• _Task_: Exact reproduction of all the data is needed.

• _Records to use_:
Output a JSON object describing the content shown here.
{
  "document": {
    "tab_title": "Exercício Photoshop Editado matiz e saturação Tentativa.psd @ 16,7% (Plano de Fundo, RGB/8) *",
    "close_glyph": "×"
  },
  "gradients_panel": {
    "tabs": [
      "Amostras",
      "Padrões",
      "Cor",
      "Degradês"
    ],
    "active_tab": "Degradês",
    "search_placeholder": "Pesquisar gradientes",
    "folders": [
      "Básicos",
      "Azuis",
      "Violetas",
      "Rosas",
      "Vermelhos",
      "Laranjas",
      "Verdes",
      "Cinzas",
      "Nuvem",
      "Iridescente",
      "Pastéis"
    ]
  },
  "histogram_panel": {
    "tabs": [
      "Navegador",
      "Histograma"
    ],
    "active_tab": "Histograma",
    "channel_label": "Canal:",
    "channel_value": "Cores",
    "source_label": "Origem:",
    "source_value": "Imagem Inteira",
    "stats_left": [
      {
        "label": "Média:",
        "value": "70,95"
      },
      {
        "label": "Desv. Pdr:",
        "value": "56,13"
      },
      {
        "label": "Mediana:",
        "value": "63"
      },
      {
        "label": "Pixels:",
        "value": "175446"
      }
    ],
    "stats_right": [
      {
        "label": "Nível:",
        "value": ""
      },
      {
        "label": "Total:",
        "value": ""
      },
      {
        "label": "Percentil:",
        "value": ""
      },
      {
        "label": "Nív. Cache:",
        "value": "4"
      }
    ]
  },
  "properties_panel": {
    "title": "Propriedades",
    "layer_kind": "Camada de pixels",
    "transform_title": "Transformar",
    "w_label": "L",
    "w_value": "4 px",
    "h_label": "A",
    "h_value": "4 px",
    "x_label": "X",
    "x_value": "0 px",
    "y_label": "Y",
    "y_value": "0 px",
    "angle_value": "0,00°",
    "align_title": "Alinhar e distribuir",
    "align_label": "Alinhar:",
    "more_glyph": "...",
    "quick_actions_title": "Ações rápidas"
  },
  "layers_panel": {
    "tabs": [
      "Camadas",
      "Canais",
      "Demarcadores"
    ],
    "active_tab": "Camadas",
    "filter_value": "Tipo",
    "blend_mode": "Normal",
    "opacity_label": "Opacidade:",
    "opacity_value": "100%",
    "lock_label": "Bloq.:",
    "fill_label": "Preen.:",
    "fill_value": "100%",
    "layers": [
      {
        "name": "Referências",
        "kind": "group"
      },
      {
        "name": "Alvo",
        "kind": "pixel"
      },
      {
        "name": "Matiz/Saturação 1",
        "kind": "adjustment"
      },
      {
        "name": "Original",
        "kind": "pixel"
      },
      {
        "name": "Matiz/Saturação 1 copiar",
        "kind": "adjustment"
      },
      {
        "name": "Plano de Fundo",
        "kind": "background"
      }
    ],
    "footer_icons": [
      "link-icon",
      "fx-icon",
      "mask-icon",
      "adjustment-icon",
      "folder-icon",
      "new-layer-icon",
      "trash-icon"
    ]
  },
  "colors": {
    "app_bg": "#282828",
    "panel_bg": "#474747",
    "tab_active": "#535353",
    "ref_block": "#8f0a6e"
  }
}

• _Result of the task_:
Output a JSON object describing the content shown here.
{
  "document": {
    "tab_title": "Exercício Photoshop Editado matiz e saturação Tentativa.psd @ 16,7% (Plano de Fundo, RGB/8) *",
    "close_glyph": "×"
  },
  "gradients_panel": {
    "tabs": [
      "Amostras",
      "Padrões",
      "Cor",
      "Degradês"
    ],
    "active_tab": "Degradês",
    "search_placeholder": "Pesquisar gradientes",
    "folders": [
      "Básicos",
      "Azuis",
      "Violetas",
      "Rosas",
      "Vermelhos",
      "Laranjas",
      "Verdes",
      "Cinzas",
      "Nuvem",
      "Iridescente",
      "Pastéis"
    ]
  },
  "histogram_panel": {
    "tabs": [
      "Navegador",
      "Histograma"
    ],
    "active_tab": "Histograma",
    "channel_label": "Canal:",
    "channel_value": "Cores",
    "source_label": "Origem:",
    "source_value": "Imagem Inteira",
    "stats_left": [
      {
        "label": "Média:",
        "value": "70,95"
      },
      {
        "label": "Desv. Pdr:",
        "value": "56,13"
      },
      {
        "label": "Mediana:",
        "value": "63"
      },
      {
        "label": "Pixels:",
        "value": "175446"
      }
    ],
    "stats_right": [
      {
        "label": "Nível:",
        "value": ""
      },
      {
        "label": "Total:",
        "value": ""
      },
      {
        "label": "Percentil:",
        "value": ""
      },
      {
        "label": "Nív. Cache:",
        "value": "4"
      }
    ]
  },
  "properties_panel": {
    "title": "Propriedades",
    "layer_kind": "Camada de pixels",
    "transform_title": "Transformar",
    "w_label": "L",
    "w_value": "4 px",
    "h_label": "A",
    "h_value": "4 px",
    "x_label": "X",
    "x_value": "0 px",
    "y_label": "Y",
    "y_value": "0 px",
    "angle_value": "0,00°",
    "align_title": "Alinhar e distribuir",
    "align_label": "Alinhar:",
    "more_glyph": "...",
    "quick_actions_title": "Ações rápidas"
  },
  "layers_panel": {
    "tabs": [
      "Camadas",
      "Canais",
      "Demarcadores"
    ],
    "active_tab": "Camadas",
    "filter_value": "Tipo",
    "blend_mode": "Normal",
    "opacity_label": "Opacidade:",
    "opacity_value": "100%",
    "lock_label": "Bloq.:",
    "fill_label": "Preen.:",
    "fill_value": "100%",
    "layers": [
      {
        "name": "Referências",
        "kind": "group"
      },
      {
        "name": "Alvo",
        "kind": "pixel"
      },
      {
        "name": "Matiz/Saturação 1",
        "kind": "adjustment"
      },
      {
        "name": "Original",
        "kind": "pixel"
      },
      {
        "name": "Matiz/Saturação 1 copiar",
        "kind": "adjustment"
      },
      {
        "name": "Plano de Fundo",
        "kind": "background"
      }
    ],
    "footer_icons": [
      "link-icon",
      "fx-icon",
      "mask-icon",
      "adjustment-icon",
      "folder-icon",
      "new-layer-icon",
      "trash-icon"
    ]
  },
  "colors": {
    "app_bg": "#282828",
    "panel_bg": "#474747",
    "tab_active": "#535353",
    "ref_block": "#8f0a6e"
  }
}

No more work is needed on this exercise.